Experts weigh in on how changes in government funding will affect technical qualifications offered in science
There’s a shake-up taking place in post-16 education. The government says it wants to simplify the qualifications landscape for 16–19 year-olds to reduce the complexity, overlap and variable quality of current offerings.
Alongside apprenticeships, the plan is to have technical T-levels and academic A-levels as the main qualification options in England. These will provide ‘a ladder of opportunity for young people from all backgrounds, so every qualification leads to a rewarding career, either through higher education or skilled work,’ says a spokesperson for the Department for Education (DfE).
Qualifications that overlap with T-levels and most small vocational qualifications – equivalent to one A-level – are expected to lose funding. From 2025, there will be no two to three A-level equivalent alternatives in health or science. These will mostly be BTECs and Cambridge Technicals. The DfE says students who take A-levels have better continuation rates and progression than students who take BTECs (although these have recently been reformed to make them more rigorous).
Some simplification of qualification options is welcomed, but a range of voices in education have cautioned against defunding BTECs until T-levels are properly established. There’s also concern that a binary split between technical and academic routes will narrow student options.
The BTEC is focused on more assignment-based assessment, which is much more reflective of how people work in the real world
Katie Dryden-Holt, who leads the vocational skills programme at the Royal Society of Chemistry, explains that T-levels don’t do the job of BTECs. ‘There’s a great range of different units available, so employers (in the case of apprenticeships) or learners can tailor the programme.’ In contrast, the content of T-levels is mandatory once a specialism – food science, lab science or metrology – is selected. Specialisms imply making career choices much earlier, and a narrowing of knowledge, whereas a 3 A-level equivalent BTEC would cover all three sciences and other topics, such as forensics or medical physics.
Different student cohorts
Assessment differs too, says Katie. ‘If you are a learner who does not do well with exam-based assessment [and] you have to choose between A-levels and T-levels, you’re kind of between a rock and a hard place. Whereas the BTEC is focused on more assignment-based assessment, which is much more reflective of how people work in the real world.’
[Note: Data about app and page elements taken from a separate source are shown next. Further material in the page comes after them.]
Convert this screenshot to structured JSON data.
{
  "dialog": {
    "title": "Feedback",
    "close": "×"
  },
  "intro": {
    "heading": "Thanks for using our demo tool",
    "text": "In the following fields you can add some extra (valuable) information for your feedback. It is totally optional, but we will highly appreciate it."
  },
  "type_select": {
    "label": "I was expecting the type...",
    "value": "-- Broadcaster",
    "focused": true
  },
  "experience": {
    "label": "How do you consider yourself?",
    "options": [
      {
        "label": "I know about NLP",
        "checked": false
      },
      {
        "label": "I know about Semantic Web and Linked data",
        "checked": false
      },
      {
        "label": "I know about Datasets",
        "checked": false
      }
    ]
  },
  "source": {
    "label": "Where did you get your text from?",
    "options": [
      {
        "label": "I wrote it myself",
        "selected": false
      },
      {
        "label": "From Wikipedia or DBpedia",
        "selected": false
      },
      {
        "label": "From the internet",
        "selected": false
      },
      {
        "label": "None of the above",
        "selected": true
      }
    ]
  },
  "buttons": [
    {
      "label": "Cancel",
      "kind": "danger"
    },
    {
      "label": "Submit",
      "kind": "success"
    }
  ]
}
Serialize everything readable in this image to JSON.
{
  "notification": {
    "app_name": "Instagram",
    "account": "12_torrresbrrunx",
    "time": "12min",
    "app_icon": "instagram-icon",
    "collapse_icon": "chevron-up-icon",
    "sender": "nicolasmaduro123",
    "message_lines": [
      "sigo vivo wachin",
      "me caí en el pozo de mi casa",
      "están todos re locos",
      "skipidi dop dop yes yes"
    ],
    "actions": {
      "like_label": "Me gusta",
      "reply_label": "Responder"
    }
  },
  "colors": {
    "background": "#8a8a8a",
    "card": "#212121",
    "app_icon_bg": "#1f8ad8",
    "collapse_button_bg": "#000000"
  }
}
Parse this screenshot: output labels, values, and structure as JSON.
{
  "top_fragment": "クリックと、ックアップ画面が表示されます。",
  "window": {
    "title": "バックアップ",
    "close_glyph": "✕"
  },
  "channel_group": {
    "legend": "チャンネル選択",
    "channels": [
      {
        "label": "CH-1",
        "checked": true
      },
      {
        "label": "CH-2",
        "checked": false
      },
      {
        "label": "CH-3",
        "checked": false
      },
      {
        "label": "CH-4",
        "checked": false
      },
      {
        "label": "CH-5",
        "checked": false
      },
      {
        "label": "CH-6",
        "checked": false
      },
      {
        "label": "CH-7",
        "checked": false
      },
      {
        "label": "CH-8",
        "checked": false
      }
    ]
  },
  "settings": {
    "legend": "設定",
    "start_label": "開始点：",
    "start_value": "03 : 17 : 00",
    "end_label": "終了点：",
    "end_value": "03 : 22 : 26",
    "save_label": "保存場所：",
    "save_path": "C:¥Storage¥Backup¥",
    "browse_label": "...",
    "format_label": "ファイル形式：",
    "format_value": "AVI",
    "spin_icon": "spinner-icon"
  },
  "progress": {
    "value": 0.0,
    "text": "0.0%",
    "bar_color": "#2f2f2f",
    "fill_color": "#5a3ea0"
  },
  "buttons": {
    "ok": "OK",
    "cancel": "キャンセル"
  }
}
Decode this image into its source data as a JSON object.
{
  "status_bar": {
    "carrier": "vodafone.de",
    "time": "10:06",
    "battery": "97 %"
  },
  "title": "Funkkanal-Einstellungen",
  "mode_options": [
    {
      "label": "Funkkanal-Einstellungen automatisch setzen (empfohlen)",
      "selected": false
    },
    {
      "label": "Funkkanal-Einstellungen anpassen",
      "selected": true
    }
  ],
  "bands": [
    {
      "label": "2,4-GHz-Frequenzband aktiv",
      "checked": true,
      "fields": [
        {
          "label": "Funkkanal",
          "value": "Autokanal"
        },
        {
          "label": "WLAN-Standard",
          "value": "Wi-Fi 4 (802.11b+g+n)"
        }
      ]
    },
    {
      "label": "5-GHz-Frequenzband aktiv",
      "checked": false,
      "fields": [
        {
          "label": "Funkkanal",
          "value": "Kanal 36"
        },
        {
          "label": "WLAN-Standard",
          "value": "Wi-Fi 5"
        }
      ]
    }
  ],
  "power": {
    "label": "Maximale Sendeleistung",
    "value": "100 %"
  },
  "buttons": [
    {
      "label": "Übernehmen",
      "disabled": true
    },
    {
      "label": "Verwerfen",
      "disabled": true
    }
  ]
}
Amy Brewer, a science subject advisor at OCR who has taught A-levels and vocational qualifications, says schools will have to think about how they structure courses because the cohort of students will be different and students prepare in a different way for A-levels, A-levels with an Alternative Academic Qualification (AAQ) and T-levels. T-level entry requirements are also tougher than for BTECs, where programmes would have accommodated students repeating English or maths GCSEs.
Students who did not want to study A-levels could be ‘doubly disadvantaged’ if the work placement element of T-levels is unavailable or not of high quality
The government’s own analysis shows that a wide range of students, including those from disadvantaged backgrounds or with special educational needs, are likely to be impacted by reforms. But it argues that students will be in a stronger position to progress into employment or higher education. However, college leaders told MPs on the Education Select Committee that students who did not want to study A-levels could be ‘doubly disadvantaged’ if the work placement element of T-levels is unavailable or not of high quality. And in a letter to the education secretary, they warn the government has failed to develop a ‘coherent implementation plan’. They want BTECs to remain as a back-up while problems are ironed out, as in last year’s T-level health and science paper where the exam differed from the curriculum material.
The Select Committee has now called on government to withdraw BTECs only when there is ‘robust evidence’ that T-levels are ‘effective in preparing students for progression, meeting industry needs and promoting social mobility’.
Diversity in the talent pipeline
One area of concern is forensic science, which currently has a BTEC option but no T-level alternative. Becky Thorn, product manager for science and sustainability at Pearson, suggests that only offering forensic science through A-levels could disproportionally impact some groups of students. ‘It could affect the talent pipeline [in volume terms] because you’re having fewer routes into forensic science but, alongside that, there is also an issue in the makeup of forensic scientists that are going into the workforce that I think is a concern.’
Providers can develop some smaller qualifications to sit alongside A-levels, such as the AAQs, but Becky says there won’t be space in an AAQ to teach a full forensic science course. Interestingly, students will be permitted to take only one AAQ alongside A-levels, and they can’t take them alongside T-levels.
Both Pearson and OCR are working on new AAQs in health and science. The UK government will make decisions on which AAQs will be funded in 2024. Pearson is developing AAQs in applied science, medical science and sustainability. In applied science, OCR is working on an AAQ with optional units in analytical techniques in chemistry, environmental science, forensic biology and medical physics. ‘We’ve really focused on the skills that universities have said they’d like to see, not just in the core sciences but in allied and applied sciences as well, to support students to be successful,’ says Amy.
Every year, approximately 25,000 students achieve BTEC or Cambridge Technicals in applied science. The big question is whether axing them will keep those students in science or risk losing them to other sectors.